What you should do
Look for the word "icon" in the entries and copy each line where it appears.

Extracted information
━━━━

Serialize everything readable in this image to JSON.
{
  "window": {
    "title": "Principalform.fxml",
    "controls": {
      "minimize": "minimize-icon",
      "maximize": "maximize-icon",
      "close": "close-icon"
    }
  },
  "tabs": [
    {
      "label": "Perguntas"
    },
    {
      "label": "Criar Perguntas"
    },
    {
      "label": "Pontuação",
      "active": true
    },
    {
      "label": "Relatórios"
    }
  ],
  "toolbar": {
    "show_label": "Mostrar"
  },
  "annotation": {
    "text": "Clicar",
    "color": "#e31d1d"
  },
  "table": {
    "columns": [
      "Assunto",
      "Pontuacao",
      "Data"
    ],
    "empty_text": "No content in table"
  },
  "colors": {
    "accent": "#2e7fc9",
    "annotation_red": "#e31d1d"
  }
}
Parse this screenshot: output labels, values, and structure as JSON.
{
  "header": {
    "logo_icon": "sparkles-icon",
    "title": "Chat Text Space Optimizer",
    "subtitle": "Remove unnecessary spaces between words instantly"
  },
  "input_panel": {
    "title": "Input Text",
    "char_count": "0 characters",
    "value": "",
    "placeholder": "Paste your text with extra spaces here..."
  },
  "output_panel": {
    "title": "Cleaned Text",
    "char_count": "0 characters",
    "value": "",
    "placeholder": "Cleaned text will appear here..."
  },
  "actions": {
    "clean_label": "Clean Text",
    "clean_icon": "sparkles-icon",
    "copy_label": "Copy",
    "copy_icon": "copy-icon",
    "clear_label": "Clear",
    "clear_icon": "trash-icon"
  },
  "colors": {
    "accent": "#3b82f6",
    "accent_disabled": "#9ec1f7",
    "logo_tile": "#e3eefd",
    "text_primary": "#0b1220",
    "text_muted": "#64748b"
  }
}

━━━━

Solution
      "minimize": "minimize-icon",
      "maximize": "maximize-icon",
      "close": "close-icon"
    "logo_icon": "sparkles-icon",
    "clean_icon": "sparkles-icon",
    "copy_icon": "copy-icon",
    "clear_icon": "trash-icon"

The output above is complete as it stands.